Tuesday, June 30, 2015

Events for Readers in Toronto Area

The fiction collection in my library is doing the slow summer dwindle as people (especially teens) make a beeline for their summer reading piles.  Summer is a great time to get your reading done as reading outdoors can double for "exercise."  Our current display of "Summer Reads" is doing well as are our "Raves and Faves."  Customers enjoy quick and easy displays that feature sure-fire reads which can be enjoyed on a beautiful sunny day!

As much as we love attacking our reading pile in the summer, we are hot to grow it again in the fall.  Publishers focus a lot of their energy in the fall publishing season, releasing those "soon to be" Christmas presents for avid readers. Authors like fall launches as everyone is "back to the books" and there are a lot of events to promote their work.  In order to get your calendar ready, the following are upcoming fall events that are worth checking out.

Ben McNally - Ben returns to his regular slate of brunches and dinners and these are great events for advisors who want to learn more about books without having to read them all.


Word on the Street - THE street festival for readers.  There are several locations so you can find the one which is most convenient for you.  This is a rain or shine festival, so pack your rain boots and umbrella.


Eden Mills Writer's Festival - Another outdoor festival that gives readers great access to writers.  It is a little further away from Toronto but worth a drive.


Harbourfront's International Festival of Authors - For the connoisseur of fine writers' events, this is an indoor event that features the best of international talent.  The events can be experienced individually or as part of a festival experience


Pencil these into your calendars!

Tuesday, June 23, 2015

Going Graphic

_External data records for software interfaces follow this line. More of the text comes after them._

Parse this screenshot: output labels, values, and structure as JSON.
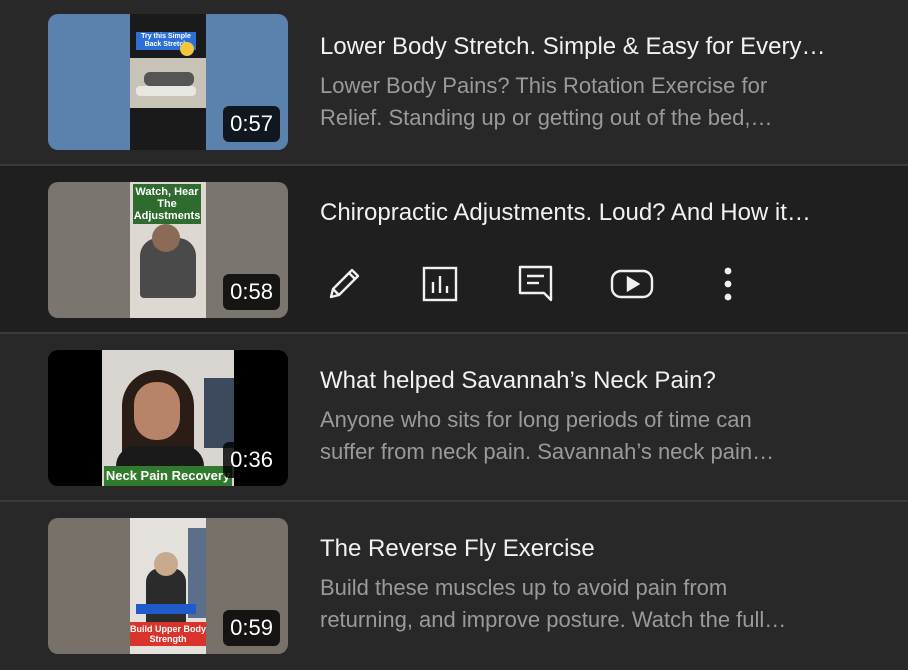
{
  "videos": [
    {
      "title": "Lower Body Stretch. Simple & Easy for Every…",
      "description_line1": "Lower Body Pains? This Rotation Exercise for",
      "description_line2": "Relief. Standing up or getting out of the bed,…",
      "duration": "0:57",
      "thumb_caption": "Try this Simple Back Stretch",
      "thumb_bg": "#5b82ad"
    },
    {
      "title": "Chiropractic Adjustments. Loud? And How it…",
      "duration": "0:58",
      "thumb_caption": "Watch, Hear The Adjustments",
      "thumb_bg": "#7a756f",
      "actions": [
        "pencil-icon",
        "analytics-icon",
        "comments-icon",
        "youtube-icon",
        "more-vert-icon"
      ]
    },
    {
      "title": "What helped Savannah’s Neck Pain?",
      "description_line1": "Anyone who sits for long periods of time can",
      "description_line2": "suffer from neck pain. Savannah’s neck pain…",
      "duration": "0:36",
      "thumb_caption": "Neck Pain Recovery",
      "thumb_bg": "#000000"
    },
    {
      "title": "The Reverse Fly Exercise",
      "description_line1": "Build these muscles up to avoid pain from",
      "description_line2": "returning, and improve posture. Watch the full…",
      "duration": "0:59",
      "thumb_caption": "Build Upper Body Strength",
      "thumb_bg": "#78716a"
    }
  ],
  "colors": {
    "background": "#282828",
    "hover_row": "#1f1f1f",
    "title": "#f1f1f1",
    "description": "#9a9a9a"
  }
}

Graphic novels aren't usually my reading of choice, but I'm trying to expand my horizons and want to get more graphic under my belt, so to speak, so I can do better Readers' Advisory in this format. I decided to start with the Booklist Top 10 Graphic Novels to see what they're about and understand the dynamic and appeal.

So the top ten are as follows:

1. Ant Colony by Michael DeForge. Illustrated by Michael DeForge. Published by Drawn & Quarterly.

My review.

2. Arsene Schrauwen by Olivier Schrauwen, Illustrated by Olivier Schrauwen. Published by Fantagraphics

My review

3. C.O.W.L.: Principles of Power by Kyle Higgins and Alec Siegel. Illustrated by Rod Reis. Published by Image Comics.

My review

4. Here by Richard McGuire. Illustrated by Richard McGuire. Published by Pantheon.

My review

5. Kill My Mother by Jules Feiffer. Illustrated by Jules Feiffer. Published by Norton/Liveright

My review

6. The Love Bunglers by Jaime Hernandez. Illustrated by Jaime Hernandez. Published by Fantagraphics

My review

7. Nijigahara Holograph by Inio Asano, Illustrated by Inio Asano. Translated by Matt Thorn. Published by Fantagraphics

My review

8. The Sculptor by Scott McCloud. Illustrated by Scott McCloud. Published by First Second

My review

9. The Undertaking of Lily Chen by Danica Novgorodoff. Illustrated by Danica Novgorodoff. Published by First Second

My review

10. Weapons of Mass Diplomacy by Abel Lanzac. Illustrated by Christophe Blain. Translated by Edward Gauvin. Published by SelfMadeHero

My review

I've read them all and loved some and didn't enjoy others.  My favourites were The Sculptor and Here by far, and both of those will be among my favourite books this year.
When I enjoy a graphic novel, the images are a big part of the enjoyment, making the book come alive for me in wondrous ways. When I don't, the images are still interesting but not enlightening in the same way. I found myself puzzling over some of them.
I'm glad I ventured into this format that I'm still not as familiar with as I'd like to be.

Readers' Advisory Across Canada

There are few dedicated groups across Canada that are dedicated to readers' advisory.  As I have stated, I am chair of Ontario's readers' advisory committee and we work on developing a yearly event and various initiatives which promote readers' advisory.

I am familiar with another organization in British Columbia which developed after learning about the Ontario committee.  They are involved in many of the same activities but cover the west coast.

The Southern Ontario Library Service also offers some content for library training in readers' advisory.




British Columbia